The GP-CameraThe GP-Camera is a rack-over Mitchell Standard which has had a number of modifications to make it useful for shooting VFX.
All Mitchells (unless in a museum!) have been modified pretty extensively over the years. When we got this camera it had not been used for ten years since it was on the film "Event Horizon". On that film it had been used with a BNCR mount replacing the original turret and a large stepper motor standing in for the original motor.
I rebuilt the camera with a new front plate and PL-Mount. I also fitted a large servo motor to replace the stepper motor.
The reason for building this camera was initially to overcome a specific problem when shooting time-lapse footage. The problem that we had was that a system like the internal capping shutter and single frame hand controller on the 435 took 2 seconds to reset between frames.
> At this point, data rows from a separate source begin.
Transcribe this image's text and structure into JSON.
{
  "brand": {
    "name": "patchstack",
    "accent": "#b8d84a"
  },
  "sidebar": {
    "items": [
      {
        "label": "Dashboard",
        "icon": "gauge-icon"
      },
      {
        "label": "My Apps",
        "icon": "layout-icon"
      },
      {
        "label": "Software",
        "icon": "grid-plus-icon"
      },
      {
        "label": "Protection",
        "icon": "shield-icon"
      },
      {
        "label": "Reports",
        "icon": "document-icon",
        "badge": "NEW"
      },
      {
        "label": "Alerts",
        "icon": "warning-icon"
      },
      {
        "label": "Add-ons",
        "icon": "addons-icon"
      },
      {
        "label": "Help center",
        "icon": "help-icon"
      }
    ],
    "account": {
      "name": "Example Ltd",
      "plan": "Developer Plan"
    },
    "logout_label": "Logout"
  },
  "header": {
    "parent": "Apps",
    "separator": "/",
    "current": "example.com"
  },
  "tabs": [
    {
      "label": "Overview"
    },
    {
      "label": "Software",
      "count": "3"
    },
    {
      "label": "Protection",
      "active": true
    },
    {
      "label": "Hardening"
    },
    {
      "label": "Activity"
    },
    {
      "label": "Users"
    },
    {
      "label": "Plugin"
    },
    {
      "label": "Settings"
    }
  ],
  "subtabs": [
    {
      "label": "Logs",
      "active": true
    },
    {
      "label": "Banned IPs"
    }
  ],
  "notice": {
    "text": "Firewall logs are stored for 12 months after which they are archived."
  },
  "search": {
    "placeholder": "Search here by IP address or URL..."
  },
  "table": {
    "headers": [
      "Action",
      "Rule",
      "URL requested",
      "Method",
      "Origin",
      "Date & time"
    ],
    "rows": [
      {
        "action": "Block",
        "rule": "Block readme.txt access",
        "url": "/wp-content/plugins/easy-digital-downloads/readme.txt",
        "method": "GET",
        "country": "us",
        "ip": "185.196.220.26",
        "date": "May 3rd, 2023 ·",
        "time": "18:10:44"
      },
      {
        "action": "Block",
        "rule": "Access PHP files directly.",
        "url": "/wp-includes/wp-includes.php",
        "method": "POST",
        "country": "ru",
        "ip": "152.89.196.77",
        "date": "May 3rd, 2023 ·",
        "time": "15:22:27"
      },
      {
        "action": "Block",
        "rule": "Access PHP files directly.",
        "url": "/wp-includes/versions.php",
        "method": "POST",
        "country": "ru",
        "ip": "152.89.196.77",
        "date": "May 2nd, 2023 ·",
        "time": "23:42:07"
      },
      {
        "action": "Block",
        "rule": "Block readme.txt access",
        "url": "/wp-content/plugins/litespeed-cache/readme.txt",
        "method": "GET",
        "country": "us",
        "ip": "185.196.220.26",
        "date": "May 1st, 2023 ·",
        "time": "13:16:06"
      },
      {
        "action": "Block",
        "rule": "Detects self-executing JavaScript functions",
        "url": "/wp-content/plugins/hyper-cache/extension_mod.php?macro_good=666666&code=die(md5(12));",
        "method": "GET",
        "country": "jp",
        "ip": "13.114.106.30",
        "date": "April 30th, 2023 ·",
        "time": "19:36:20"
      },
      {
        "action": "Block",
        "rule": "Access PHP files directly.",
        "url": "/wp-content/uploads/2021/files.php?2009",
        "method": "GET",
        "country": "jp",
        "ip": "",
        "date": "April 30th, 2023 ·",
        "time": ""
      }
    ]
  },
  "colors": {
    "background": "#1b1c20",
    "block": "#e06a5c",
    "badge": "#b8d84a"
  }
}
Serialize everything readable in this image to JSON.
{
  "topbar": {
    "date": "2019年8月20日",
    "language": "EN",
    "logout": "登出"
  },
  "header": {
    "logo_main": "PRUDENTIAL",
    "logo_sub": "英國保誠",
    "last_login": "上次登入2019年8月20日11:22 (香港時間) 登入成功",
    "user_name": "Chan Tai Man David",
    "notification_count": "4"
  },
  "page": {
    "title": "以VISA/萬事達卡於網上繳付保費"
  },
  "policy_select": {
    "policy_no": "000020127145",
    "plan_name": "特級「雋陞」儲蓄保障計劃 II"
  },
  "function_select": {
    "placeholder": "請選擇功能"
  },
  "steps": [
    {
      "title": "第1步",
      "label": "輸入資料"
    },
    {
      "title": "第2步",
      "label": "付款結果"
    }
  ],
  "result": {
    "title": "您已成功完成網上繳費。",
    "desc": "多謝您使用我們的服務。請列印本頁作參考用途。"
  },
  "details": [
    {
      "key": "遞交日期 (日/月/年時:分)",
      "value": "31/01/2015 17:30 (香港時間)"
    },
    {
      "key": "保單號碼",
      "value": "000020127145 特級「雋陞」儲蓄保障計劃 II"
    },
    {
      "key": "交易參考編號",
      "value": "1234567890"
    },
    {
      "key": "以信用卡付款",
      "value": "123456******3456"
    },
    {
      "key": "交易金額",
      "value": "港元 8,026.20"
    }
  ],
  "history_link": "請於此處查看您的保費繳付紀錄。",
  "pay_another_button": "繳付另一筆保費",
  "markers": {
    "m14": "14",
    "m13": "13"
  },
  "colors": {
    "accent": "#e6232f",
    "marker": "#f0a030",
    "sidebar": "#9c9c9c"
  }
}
This can give a "staccato effect" to time-lapse footage and we wanted to reduce the "shutter closed" time to a minimum.
The GP-Cam can pull-down in 1/50 second thus giving an effective 360 degree shutter for slower frame rates.
You can clearly see the difference between this shot with one frame taking 8 seconds with a 180 degree shutter.
8sec 180deg Shutter
and this one taking 8 seconds per frame with the fast pull-down 1/50 sec ..
8sec 360deg Shutter
Some apple computers have a problem with this type of mpeg so I have uploaded them to my Youtube page.
Just before Christmas I was asked if the GP camera could do 5 frames per second with the fast pull-down .. I was massively dubious but very wrong the camera will do 8 fps with the 1/50 second pull-down (I dared not go any faster!). The result of those tests was the Acela commercial .. this is shooting at 6.25 fps with 1/50th second pull-down and then slowing the footage down with chronos.
The GP camera will either run as a stand alone camera with a remote control to do "360 cam" or it can be used with Kuper for effects .. We recently did a test where we ran the camera at 25fps then ramped with the shutter closed down to 1fps 360degree shutter (while the shutter was dark the kuper rig also pulled the stop down) then zoomed in then ramped back to 25 fps .. this looked seamless on the film.
It's possible to ramp the rig and the camera together if the GP camera is under Kuper control it's also possible to put "Virtual shutters" onto the camera for use with motion control.
The timelapse on this commercial was shot using the KT rig with the slider as a lift and the GP-Cam running at 1 fps. Note this is a real kitchen not a studio.
Food Standards agency
Be aware that because the camera is rack-over you can EITHER look through the viewfinder and see video OR you can shoot film, whilst the film is being shot you cannot see the image being shot through the viewfinder ..
© Justin Pentecost, 2013.